‘You Can’t Just Come With a Camera and Shoot’: Ulrike Ottinger Reflects on Life as a Nomad Director

German filmmaker Ulrike Ottinger has been making films for nearly 50 years now, creating experimental and often transgressive work that frequently walks the line between documentary reality and artistic truth.
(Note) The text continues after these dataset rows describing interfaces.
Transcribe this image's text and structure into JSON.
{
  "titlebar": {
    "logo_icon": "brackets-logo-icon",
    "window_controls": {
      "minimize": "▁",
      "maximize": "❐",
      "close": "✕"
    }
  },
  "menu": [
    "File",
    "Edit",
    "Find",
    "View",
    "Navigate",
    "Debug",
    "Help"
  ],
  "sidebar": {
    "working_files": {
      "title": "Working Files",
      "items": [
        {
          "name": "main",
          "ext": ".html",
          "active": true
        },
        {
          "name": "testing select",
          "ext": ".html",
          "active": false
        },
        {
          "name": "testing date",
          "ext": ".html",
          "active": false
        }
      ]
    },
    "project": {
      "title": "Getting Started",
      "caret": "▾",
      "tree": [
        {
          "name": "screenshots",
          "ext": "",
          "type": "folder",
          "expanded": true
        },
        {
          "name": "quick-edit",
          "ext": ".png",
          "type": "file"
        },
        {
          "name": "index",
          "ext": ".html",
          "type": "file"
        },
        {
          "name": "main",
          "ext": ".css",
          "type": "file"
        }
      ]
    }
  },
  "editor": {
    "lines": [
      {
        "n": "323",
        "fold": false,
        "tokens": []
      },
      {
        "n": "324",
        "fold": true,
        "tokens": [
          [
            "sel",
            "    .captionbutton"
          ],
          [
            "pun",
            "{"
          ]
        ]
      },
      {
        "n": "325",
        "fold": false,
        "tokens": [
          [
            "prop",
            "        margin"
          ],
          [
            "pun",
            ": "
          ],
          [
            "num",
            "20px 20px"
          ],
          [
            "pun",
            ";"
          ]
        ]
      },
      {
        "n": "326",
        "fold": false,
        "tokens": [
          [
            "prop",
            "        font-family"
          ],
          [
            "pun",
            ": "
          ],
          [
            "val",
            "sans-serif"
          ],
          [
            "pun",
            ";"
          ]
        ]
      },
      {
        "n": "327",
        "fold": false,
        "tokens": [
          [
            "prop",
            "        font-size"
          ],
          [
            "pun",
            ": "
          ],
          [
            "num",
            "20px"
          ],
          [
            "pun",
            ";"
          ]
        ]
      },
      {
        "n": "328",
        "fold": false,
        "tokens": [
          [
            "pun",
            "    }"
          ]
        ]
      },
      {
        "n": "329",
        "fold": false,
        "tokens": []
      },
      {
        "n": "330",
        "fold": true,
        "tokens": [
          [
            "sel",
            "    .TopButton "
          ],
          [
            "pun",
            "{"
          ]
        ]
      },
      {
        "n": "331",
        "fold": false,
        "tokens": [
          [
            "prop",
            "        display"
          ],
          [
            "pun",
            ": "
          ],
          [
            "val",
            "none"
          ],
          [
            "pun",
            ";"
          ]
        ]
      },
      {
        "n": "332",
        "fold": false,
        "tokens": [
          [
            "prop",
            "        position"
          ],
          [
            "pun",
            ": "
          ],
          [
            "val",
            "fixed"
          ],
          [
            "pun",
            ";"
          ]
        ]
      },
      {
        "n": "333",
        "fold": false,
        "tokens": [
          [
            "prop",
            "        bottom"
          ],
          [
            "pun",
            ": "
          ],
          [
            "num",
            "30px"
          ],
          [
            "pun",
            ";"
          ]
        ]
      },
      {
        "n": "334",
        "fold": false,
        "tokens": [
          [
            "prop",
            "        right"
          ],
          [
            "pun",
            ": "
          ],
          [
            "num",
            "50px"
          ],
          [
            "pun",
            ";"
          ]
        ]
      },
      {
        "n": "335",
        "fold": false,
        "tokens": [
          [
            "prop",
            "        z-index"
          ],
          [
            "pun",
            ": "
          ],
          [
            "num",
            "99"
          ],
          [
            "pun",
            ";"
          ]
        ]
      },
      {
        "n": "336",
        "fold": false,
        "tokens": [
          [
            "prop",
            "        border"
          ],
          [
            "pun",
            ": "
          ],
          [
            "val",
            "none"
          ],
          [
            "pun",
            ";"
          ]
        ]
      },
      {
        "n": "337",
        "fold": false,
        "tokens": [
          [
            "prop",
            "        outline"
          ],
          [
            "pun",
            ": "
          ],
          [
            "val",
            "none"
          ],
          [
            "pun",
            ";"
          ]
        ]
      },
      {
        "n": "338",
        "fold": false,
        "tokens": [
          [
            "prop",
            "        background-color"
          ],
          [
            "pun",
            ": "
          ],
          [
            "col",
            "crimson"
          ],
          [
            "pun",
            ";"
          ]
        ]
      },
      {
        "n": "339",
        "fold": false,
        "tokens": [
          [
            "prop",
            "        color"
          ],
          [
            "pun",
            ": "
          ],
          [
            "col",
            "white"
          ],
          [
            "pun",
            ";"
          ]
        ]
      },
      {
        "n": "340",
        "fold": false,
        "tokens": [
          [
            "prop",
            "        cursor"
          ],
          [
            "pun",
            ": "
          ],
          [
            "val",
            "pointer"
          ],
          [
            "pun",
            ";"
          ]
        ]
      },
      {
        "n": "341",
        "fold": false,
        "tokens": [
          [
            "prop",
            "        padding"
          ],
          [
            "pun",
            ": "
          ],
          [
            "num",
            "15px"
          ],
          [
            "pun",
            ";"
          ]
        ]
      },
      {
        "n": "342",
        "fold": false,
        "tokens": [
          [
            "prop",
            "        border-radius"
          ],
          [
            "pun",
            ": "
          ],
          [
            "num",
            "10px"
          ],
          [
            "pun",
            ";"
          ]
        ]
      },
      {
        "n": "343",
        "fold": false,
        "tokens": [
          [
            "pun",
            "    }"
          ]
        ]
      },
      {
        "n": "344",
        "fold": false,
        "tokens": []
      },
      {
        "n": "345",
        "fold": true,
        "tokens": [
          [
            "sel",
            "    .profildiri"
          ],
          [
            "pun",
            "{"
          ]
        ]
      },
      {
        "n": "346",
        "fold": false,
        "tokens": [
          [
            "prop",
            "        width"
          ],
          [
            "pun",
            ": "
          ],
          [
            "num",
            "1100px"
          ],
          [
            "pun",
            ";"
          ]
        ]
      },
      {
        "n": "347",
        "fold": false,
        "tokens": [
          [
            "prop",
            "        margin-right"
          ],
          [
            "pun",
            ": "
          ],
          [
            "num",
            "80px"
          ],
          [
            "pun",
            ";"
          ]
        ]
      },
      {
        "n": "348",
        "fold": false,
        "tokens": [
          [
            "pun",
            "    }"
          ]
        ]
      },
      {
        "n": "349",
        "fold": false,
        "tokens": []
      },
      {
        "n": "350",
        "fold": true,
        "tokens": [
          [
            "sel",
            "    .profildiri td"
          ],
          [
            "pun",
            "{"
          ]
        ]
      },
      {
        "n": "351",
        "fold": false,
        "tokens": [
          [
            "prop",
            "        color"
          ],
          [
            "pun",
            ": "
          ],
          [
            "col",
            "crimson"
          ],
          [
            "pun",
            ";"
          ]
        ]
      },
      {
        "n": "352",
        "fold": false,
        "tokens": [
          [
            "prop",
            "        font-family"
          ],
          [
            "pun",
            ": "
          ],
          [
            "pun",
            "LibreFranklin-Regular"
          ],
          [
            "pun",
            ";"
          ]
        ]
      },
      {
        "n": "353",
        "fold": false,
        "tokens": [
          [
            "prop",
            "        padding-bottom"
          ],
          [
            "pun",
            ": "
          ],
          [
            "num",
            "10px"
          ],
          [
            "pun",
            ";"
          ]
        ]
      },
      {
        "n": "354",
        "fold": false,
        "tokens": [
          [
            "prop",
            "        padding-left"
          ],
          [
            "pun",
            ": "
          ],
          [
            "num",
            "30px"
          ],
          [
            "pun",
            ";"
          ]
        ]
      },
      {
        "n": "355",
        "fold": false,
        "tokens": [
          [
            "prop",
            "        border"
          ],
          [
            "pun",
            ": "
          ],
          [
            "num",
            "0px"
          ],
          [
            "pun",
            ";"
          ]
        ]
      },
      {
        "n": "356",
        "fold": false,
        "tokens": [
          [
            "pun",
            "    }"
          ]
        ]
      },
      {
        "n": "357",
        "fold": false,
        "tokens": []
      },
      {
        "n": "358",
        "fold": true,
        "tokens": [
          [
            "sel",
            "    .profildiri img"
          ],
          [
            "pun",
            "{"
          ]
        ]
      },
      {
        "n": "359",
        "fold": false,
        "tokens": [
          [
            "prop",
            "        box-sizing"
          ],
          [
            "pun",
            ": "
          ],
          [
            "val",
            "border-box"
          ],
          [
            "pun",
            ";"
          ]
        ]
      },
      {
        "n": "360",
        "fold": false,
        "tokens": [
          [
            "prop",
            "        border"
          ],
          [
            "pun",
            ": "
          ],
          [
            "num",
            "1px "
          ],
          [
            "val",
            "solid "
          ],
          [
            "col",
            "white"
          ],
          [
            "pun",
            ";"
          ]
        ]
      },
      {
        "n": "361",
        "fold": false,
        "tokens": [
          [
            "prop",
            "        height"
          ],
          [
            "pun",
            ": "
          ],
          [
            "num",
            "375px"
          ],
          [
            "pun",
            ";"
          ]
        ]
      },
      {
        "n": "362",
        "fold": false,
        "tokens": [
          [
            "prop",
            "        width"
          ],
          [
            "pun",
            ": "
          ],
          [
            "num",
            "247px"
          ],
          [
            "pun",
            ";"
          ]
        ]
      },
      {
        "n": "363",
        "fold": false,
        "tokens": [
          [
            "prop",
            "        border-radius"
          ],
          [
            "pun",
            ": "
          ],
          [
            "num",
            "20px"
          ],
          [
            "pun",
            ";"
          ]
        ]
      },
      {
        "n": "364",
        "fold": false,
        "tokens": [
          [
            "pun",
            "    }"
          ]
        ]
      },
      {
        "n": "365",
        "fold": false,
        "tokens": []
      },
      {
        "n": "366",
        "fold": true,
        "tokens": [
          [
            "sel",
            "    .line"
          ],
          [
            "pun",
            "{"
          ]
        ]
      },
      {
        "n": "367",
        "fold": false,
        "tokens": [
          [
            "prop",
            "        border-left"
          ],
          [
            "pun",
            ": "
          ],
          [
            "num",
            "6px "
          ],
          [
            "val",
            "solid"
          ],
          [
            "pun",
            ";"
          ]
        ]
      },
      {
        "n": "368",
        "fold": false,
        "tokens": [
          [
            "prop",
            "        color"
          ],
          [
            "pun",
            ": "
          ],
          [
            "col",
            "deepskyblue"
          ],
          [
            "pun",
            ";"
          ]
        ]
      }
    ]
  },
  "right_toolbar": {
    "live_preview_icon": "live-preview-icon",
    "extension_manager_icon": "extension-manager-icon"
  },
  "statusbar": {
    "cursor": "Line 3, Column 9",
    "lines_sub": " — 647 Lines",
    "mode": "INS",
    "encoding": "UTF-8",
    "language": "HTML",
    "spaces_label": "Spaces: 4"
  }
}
Nothing has fazed her in this time, even working in the bohemian heyday of the late Rainer Werner Fassbinder’s Berlin, but her latest film, in which she turns the camera on herself, proved to be the most challenging so far.

Making its Dutch premiere in IDFA’s Masters section—after debuting at the Berlin Film Festival, where she was honored with the Berlinale Camera—“Paris Calligrammes” finds the director reflecting on her own formative experiences as a young painter and photographer in Paris, where she lived from 1962 to early 1969. She moved there to learn etching, but, because of a voracious appetite for learning, she also attended lectures by anthropologist Claude Lévi-Strauss, philosopher Louis Althusser and sociologist Pierre Bourdieu at the Collège de France,

See full article on Variety